### WHAT YOU WILL DO
Give the records below again, exactly as they appear.

------------------------------------------------------------

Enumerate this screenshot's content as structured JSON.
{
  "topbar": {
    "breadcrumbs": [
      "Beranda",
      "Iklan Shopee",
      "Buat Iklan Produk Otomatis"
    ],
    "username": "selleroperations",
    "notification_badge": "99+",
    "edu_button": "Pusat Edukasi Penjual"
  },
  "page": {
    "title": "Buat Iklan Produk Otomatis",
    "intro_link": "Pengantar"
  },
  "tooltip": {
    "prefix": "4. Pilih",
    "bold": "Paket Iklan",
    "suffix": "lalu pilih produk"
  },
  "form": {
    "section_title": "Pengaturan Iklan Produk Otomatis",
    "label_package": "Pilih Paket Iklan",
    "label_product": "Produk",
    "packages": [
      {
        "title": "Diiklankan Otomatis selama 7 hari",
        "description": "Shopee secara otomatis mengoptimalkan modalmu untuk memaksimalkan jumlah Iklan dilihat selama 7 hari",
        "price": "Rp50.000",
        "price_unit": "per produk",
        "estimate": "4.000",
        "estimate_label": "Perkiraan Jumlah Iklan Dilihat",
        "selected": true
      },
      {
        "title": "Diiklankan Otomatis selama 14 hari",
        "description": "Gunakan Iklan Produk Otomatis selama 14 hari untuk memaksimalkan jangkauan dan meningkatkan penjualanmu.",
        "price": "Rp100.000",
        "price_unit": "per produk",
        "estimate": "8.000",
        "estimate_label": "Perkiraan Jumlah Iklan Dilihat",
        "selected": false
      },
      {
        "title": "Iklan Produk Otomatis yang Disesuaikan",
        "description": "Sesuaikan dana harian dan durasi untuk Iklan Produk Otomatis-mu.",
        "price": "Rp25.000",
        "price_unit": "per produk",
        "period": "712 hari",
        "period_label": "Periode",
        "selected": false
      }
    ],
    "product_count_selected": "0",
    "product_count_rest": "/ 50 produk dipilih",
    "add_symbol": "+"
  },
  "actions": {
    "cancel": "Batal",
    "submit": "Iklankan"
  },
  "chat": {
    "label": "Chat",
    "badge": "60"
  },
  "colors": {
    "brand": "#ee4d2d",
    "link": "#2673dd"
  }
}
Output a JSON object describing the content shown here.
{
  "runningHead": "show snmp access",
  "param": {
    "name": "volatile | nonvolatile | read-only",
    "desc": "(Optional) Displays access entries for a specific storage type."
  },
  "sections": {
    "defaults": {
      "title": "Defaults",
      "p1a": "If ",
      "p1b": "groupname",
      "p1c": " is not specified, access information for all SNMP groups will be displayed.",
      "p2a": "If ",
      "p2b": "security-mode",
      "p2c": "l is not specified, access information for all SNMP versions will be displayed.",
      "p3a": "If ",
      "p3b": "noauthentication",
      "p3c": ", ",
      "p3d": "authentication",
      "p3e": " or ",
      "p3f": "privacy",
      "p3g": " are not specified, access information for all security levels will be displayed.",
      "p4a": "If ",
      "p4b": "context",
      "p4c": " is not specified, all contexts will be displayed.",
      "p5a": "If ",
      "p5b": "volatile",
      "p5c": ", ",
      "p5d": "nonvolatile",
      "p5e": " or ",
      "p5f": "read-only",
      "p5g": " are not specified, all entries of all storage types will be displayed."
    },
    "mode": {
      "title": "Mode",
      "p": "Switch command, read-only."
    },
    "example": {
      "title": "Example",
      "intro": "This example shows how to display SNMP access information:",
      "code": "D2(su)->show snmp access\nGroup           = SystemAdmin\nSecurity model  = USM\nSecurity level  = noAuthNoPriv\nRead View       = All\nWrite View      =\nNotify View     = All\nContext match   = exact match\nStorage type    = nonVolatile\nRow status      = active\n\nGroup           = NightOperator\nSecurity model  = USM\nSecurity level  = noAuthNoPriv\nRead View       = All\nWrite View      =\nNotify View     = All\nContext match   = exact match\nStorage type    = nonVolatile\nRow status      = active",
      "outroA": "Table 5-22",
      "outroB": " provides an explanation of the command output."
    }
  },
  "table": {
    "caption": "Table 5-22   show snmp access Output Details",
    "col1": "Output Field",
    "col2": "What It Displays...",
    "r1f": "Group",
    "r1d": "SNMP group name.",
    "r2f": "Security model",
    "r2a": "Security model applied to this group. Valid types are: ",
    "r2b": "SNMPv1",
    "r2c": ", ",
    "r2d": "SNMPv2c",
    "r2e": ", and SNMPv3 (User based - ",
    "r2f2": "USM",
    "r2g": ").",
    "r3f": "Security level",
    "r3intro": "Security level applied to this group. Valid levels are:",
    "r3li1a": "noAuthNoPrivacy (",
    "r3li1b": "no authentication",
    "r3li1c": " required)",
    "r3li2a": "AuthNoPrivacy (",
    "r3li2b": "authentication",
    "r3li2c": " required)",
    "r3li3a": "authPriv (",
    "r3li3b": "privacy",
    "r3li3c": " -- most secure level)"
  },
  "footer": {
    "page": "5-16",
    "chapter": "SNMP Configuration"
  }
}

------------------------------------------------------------

### OUTPUT
Enumerate this screenshot's content as structured JSON.
{
  "topbar": {
    "breadcrumbs": [
      "Beranda",
      "Iklan Shopee",
      "Buat Iklan Produk Otomatis"
    ],
    "username": "selleroperations",
    "notification_badge": "99+",
    "edu_button": "Pusat Edukasi Penjual"
  },
  "page": {
    "title": "Buat Iklan Produk Otomatis",
    "intro_link": "Pengantar"
  },
  "tooltip": {
    "prefix": "4. Pilih",
    "bold": "Paket Iklan",
    "suffix": "lalu pilih produk"
  },
  "form": {
    "section_title": "Pengaturan Iklan Produk Otomatis",
    "label_package": "Pilih Paket Iklan",
    "label_product": "Produk",
    "packages": [
      {
        "title": "Diiklankan Otomatis selama 7 hari",
        "description": "Shopee secara otomatis mengoptimalkan modalmu untuk memaksimalkan jumlah Iklan dilihat selama 7 hari",
        "price": "Rp50.000",
        "price_unit": "per produk",
        "estimate": "4.000",
        "estimate_label": "Perkiraan Jumlah Iklan Dilihat",
        "selected": true
      },
      {
        "title": "Diiklankan Otomatis selama 14 hari",
        "description": "Gunakan Iklan Produk Otomatis selama 14 hari untuk memaksimalkan jangkauan dan meningkatkan penjualanmu.",
        "price": "Rp100.000",
        "price_unit": "per produk",
        "estimate": "8.000",
        "estimate_label": "Perkiraan Jumlah Iklan Dilihat",
        "selected": false
      },
      {
        "title": "Iklan Produk Otomatis yang Disesuaikan",
        "description": "Sesuaikan dana harian dan durasi untuk Iklan Produk Otomatis-mu.",
        "price": "Rp25.000",
        "price_unit": "per produk",
        "period": "712 hari",
        "period_label": "Periode",
        "selected": false
      }
    ],
    "product_count_selected": "0",
    "product_count_rest": "/ 50 produk dipilih",
    "add_symbol": "+"
  },
  "actions": {
    "cancel": "Batal",
    "submit": "Iklankan"
  },
  "chat": {
    "label": "Chat",
    "badge": "60"
  },
  "colors": {
    "brand": "#ee4d2d",
    "link": "#2673dd"
  }
}
Output a JSON object describing the content shown here.
{
  "runningHead": "show snmp access",
  "param": {
    "name": "volatile | nonvolatile | read-only",
    "desc": "(Optional) Displays access entries for a specific storage type."
  },
  "sections": {
    "defaults": {
      "title": "Defaults",
      "p1a": "If ",
      "p1b": "groupname",
      "p1c": " is not specified, access information for all SNMP groups will be displayed.",
      "p2a": "If ",
      "p2b": "security-mode",
      "p2c": "l is not specified, access information for all SNMP versions will be displayed.",
      "p3a": "If ",
      "p3b": "noauthentication",
      "p3c": ", ",
      "p3d": "authentication",
      "p3e": " or ",
      "p3f": "privacy",
      "p3g": " are not specified, access information for all security levels will be displayed.",
      "p4a": "If ",
      "p4b": "context",
      "p4c": " is not specified, all contexts will be displayed.",
      "p5a": "If ",
      "p5b": "volatile",
      "p5c": ", ",
      "p5d": "nonvolatile",
      "p5e": " or ",
      "p5f": "read-only",
      "p5g": " are not specified, all entries of all storage types will be displayed."
    },
    "mode": {
      "title": "Mode",
      "p": "Switch command, read-only."
    },
    "example": {
      "title": "Example",
      "intro": "This example shows how to display SNMP access information:",
      "code": "D2(su)->show snmp access\nGroup           = SystemAdmin\nSecurity model  = USM\nSecurity level  = noAuthNoPriv\nRead View       = All\nWrite View      =\nNotify View     = All\nContext match   = exact match\nStorage type    = nonVolatile\nRow status      = active\n\nGroup           = NightOperator\nSecurity model  = USM\nSecurity level  = noAuthNoPriv\nRead View       = All\nWrite View      =\nNotify View     = All\nContext match   = exact match\nStorage type    = nonVolatile\nRow status      = active",
      "outroA": "Table 5-22",
      "outroB": " provides an explanation of the command output."
    }
  },
  "table": {
    "caption": "Table 5-22   show snmp access Output Details",
    "col1": "Output Field",
    "col2": "What It Displays...",
    "r1f": "Group",
    "r1d": "SNMP group name.",
    "r2f": "Security model",
    "r2a": "Security model applied to this group. Valid types are: ",
    "r2b": "SNMPv1",
    "r2c": ", ",
    "r2d": "SNMPv2c",
    "r2e": ", and SNMPv3 (User based - ",
    "r2f2": "USM",
    "r2g": ").",
    "r3f": "Security level",
    "r3intro": "Security level applied to this group. Valid levels are:",
    "r3li1a": "noAuthNoPrivacy (",
    "r3li1b": "no authentication",
    "r3li1c": " required)",
    "r3li2a": "AuthNoPrivacy (",
    "r3li2b": "authentication",
    "r3li2c": " required)",
    "r3li3a": "authPriv (",
    "r3li3b": "privacy",
    "r3li3c": " -- most secure level)"
  },
  "footer": {
    "page": "5-16",
    "chapter": "SNMP Configuration"
  }
}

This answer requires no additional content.